Task to carry out =
Type out the data below in its entirety, exactly as given.

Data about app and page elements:
* * *

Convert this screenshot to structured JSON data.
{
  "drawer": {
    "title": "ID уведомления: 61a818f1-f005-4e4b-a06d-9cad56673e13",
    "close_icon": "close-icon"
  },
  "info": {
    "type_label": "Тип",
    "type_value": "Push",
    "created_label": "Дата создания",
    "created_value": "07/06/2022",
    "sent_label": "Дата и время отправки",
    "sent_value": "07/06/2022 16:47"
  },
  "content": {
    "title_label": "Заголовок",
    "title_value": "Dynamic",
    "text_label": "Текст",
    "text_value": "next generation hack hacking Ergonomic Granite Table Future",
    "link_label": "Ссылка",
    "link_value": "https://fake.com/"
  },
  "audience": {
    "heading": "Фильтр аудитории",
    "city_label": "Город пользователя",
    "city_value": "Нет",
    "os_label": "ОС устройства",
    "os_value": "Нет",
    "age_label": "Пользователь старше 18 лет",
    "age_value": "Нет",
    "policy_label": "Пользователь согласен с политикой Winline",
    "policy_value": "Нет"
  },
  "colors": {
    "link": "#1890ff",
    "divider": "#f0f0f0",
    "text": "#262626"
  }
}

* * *

Task result =
Convert this screenshot to structured JSON data.
{
  "drawer": {
    "title": "ID уведомления: 61a818f1-f005-4e4b-a06d-9cad56673e13",
    "close_icon": "close-icon"
  },
  "info": {
    "type_label": "Тип",
    "type_value": "Push",
    "created_label": "Дата создания",
    "created_value": "07/06/2022",
    "sent_label": "Дата и время отправки",
    "sent_value": "07/06/2022 16:47"
  },
  "content": {
    "title_label": "Заголовок",
    "title_value": "Dynamic",
    "text_label": "Текст",
    "text_value": "next generation hack hacking Ergonomic Granite Table Future",
    "link_label": "Ссылка",
    "link_value": "https://fake.com/"
  },
  "audience": {
    "heading": "Фильтр аудитории",
    "city_label": "Город пользователя",
    "city_value": "Нет",
    "os_label": "ОС устройства",
    "os_value": "Нет",
    "age_label": "Пользователь старше 18 лет",
    "age_value": "Нет",
    "policy_label": "Пользователь согласен с политикой Winline",
    "policy_value": "Нет"
  },
  "colors": {
    "link": "#1890ff",
    "divider": "#f0f0f0",
    "text": "#262626"
  }
}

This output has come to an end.